THE PROBLEM
State how many lines of the entries hold the string "voltage", and output nothing but that count.

[Page and application data records]
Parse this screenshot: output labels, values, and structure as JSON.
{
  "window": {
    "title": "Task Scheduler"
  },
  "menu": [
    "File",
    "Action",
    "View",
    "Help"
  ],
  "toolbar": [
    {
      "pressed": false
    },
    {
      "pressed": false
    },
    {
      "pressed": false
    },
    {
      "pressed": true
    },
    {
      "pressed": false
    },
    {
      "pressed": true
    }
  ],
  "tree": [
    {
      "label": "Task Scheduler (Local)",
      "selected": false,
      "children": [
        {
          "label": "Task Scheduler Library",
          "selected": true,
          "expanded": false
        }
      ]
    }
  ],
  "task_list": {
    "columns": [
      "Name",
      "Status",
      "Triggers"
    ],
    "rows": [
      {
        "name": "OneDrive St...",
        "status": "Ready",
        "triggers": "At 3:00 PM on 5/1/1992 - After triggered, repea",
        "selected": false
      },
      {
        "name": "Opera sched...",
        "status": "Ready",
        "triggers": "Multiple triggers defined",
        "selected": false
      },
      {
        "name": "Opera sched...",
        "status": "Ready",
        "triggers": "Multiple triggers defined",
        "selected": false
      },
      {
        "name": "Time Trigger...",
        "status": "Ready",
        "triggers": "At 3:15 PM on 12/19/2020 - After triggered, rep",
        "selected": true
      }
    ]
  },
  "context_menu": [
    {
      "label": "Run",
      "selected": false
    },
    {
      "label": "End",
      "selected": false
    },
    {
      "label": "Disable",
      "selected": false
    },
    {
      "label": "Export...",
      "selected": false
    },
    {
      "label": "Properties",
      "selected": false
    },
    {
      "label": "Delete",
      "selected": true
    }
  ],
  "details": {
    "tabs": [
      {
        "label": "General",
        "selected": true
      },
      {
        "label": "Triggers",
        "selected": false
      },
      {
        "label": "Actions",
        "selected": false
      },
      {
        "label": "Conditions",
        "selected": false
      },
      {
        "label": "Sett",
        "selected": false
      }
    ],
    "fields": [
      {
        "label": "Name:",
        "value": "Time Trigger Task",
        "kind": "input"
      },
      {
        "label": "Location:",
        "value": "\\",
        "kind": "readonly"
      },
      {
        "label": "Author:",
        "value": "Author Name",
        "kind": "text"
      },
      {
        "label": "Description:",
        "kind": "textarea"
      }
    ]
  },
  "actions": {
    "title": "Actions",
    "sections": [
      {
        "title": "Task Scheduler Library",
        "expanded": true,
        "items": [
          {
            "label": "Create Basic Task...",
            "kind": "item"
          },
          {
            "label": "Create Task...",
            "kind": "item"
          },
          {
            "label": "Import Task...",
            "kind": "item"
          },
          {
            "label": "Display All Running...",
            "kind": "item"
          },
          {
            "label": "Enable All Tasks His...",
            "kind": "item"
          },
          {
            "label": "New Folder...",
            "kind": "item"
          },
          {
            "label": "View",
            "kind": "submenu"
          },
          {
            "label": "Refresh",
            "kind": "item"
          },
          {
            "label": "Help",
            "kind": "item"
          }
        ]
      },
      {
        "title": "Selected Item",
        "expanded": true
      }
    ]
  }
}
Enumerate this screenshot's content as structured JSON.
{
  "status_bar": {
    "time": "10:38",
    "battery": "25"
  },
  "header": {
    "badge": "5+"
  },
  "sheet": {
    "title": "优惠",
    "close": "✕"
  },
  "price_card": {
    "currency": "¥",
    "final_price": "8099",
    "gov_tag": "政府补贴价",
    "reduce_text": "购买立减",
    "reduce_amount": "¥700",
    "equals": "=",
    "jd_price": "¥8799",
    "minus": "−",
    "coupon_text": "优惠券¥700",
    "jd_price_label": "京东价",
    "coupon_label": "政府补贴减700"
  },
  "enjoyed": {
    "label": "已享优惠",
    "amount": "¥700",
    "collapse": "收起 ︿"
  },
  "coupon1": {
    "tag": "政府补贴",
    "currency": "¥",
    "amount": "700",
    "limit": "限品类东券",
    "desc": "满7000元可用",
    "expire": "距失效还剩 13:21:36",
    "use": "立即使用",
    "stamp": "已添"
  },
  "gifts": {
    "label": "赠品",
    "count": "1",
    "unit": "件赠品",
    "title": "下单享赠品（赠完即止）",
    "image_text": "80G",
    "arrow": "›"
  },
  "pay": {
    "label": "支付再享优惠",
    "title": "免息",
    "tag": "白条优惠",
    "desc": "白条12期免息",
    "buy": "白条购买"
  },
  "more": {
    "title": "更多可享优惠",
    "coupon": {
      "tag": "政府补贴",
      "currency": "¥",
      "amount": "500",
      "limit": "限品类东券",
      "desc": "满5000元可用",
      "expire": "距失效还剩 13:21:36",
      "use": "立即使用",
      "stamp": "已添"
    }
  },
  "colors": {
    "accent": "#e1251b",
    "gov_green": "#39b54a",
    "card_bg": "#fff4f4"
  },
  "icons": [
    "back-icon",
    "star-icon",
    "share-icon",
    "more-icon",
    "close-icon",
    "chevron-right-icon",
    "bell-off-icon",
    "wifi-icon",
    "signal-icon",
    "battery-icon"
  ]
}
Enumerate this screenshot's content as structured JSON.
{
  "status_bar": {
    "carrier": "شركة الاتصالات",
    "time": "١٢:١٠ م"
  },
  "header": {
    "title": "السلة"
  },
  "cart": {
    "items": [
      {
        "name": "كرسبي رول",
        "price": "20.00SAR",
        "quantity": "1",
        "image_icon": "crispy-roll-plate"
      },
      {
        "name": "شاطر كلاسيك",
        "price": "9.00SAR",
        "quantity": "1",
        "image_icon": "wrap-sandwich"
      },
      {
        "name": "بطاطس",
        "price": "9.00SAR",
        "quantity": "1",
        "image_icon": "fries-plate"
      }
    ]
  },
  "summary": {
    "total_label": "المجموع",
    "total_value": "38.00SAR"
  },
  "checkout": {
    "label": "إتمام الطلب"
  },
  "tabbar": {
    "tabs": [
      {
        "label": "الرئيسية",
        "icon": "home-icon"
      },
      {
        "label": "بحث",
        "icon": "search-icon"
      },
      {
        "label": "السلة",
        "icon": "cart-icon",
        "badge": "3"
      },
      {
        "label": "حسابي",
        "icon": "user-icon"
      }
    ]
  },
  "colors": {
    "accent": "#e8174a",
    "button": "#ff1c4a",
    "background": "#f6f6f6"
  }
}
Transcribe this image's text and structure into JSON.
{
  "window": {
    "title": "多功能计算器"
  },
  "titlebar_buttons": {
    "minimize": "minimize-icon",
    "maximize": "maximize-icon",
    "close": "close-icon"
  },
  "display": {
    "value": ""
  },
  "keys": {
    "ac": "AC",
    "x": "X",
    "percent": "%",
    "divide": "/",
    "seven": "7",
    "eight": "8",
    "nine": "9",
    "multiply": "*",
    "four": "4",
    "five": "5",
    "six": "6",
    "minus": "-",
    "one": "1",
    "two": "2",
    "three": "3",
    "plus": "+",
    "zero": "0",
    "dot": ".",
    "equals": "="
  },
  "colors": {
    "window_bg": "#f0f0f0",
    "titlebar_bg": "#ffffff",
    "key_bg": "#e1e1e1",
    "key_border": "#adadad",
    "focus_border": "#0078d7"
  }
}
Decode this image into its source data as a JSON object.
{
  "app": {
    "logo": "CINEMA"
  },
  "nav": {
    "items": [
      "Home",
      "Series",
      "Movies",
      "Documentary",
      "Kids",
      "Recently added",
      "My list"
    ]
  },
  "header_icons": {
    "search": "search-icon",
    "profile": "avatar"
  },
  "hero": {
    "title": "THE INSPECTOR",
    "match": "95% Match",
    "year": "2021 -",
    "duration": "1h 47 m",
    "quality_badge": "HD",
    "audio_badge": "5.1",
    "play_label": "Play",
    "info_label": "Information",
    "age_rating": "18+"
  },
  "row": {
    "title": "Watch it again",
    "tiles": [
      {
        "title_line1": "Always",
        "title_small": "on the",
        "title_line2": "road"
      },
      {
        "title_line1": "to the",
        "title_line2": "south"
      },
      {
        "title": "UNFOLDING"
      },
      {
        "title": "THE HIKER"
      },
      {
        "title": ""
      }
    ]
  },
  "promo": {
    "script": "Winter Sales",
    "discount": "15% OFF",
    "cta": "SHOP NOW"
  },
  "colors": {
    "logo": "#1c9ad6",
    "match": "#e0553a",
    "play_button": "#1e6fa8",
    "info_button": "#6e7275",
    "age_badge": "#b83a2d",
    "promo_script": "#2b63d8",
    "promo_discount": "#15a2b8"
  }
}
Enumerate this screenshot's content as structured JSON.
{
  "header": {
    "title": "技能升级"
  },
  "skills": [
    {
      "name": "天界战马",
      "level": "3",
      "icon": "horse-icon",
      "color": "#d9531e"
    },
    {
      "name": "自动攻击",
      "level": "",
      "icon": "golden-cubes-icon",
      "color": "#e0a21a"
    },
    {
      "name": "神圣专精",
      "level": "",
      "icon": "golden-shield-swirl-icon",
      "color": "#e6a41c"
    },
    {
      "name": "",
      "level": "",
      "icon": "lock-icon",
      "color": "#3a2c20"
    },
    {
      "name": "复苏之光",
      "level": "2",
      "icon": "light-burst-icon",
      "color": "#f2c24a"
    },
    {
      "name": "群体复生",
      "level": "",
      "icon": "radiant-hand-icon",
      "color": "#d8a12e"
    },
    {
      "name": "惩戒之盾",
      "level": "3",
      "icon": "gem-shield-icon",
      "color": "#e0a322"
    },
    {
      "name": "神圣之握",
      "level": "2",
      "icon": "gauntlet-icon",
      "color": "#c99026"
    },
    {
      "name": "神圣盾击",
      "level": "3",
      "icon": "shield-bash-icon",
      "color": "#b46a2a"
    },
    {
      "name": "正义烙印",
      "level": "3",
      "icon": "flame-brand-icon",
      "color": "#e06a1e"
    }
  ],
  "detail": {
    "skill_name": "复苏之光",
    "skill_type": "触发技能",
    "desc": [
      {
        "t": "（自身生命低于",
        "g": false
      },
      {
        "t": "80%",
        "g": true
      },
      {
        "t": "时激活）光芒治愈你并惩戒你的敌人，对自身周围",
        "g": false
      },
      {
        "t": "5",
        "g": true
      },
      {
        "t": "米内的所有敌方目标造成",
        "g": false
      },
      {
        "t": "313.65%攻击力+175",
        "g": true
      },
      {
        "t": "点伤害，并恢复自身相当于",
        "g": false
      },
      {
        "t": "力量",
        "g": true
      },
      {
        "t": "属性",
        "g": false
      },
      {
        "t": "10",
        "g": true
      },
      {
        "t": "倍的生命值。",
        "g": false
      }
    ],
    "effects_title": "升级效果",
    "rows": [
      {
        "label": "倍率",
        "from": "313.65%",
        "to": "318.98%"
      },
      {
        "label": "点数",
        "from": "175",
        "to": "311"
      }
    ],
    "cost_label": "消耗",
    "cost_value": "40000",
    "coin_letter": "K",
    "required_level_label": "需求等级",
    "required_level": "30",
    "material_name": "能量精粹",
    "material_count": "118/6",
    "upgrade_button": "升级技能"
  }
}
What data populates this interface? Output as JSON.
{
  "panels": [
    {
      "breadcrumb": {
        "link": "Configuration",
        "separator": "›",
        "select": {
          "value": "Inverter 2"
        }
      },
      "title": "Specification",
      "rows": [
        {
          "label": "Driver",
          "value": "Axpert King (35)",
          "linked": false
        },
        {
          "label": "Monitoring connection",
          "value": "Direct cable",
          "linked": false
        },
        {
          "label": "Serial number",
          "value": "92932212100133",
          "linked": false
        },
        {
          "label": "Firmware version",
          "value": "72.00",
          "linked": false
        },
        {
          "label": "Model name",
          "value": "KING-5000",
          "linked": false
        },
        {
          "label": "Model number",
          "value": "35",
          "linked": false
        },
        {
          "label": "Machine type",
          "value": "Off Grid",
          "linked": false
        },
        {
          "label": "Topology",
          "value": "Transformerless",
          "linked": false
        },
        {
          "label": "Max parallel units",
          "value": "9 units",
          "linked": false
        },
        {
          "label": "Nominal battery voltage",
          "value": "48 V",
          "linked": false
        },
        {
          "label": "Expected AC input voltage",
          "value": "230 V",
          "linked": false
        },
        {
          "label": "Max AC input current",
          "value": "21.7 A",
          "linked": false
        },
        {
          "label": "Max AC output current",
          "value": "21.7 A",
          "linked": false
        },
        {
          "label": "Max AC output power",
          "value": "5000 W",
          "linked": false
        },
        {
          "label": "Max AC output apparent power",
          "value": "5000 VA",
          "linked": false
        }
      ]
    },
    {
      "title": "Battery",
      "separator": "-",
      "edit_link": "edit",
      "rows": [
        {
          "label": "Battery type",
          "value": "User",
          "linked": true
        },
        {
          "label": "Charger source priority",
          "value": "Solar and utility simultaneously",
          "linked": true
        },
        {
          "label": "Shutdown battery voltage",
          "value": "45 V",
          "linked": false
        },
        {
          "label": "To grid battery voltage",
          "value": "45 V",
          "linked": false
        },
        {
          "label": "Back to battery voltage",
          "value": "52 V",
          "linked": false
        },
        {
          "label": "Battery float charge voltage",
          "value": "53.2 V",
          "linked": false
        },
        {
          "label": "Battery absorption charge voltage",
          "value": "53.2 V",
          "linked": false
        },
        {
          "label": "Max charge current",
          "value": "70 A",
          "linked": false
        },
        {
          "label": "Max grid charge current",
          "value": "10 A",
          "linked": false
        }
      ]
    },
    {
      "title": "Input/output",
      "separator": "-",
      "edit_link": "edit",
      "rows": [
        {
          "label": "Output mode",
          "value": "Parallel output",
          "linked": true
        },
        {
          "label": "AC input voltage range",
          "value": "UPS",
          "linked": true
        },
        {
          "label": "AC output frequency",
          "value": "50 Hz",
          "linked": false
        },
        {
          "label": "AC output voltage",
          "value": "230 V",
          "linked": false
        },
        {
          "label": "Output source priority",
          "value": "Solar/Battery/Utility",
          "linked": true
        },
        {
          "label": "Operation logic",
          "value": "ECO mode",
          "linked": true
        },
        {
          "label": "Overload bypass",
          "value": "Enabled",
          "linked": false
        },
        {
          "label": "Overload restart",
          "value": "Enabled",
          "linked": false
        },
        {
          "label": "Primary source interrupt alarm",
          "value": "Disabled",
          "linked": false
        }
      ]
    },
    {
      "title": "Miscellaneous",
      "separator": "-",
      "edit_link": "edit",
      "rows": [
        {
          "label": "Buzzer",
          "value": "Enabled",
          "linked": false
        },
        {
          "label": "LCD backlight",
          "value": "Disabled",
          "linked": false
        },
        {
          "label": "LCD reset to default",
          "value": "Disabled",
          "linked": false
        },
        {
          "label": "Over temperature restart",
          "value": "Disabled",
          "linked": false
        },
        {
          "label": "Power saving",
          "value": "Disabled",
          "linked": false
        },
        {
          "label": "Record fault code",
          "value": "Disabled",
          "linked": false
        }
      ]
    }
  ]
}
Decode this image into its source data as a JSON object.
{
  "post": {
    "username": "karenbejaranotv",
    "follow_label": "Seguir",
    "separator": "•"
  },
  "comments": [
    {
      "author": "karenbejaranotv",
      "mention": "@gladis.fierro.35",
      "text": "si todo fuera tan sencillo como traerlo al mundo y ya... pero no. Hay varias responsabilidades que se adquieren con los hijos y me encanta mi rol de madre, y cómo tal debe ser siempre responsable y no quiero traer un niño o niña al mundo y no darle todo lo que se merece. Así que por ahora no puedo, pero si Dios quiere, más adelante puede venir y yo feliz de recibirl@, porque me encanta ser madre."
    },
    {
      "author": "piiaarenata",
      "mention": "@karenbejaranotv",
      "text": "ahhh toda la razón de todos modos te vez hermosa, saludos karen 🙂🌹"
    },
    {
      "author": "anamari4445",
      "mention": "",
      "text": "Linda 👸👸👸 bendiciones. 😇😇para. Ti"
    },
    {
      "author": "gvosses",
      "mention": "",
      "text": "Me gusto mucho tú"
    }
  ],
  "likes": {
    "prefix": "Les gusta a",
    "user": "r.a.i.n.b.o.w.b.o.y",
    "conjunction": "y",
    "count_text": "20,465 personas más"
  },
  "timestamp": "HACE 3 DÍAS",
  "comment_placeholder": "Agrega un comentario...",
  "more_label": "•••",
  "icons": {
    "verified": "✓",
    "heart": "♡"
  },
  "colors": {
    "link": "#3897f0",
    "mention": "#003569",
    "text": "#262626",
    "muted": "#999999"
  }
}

SOLUTION TO THE EXERCISE
9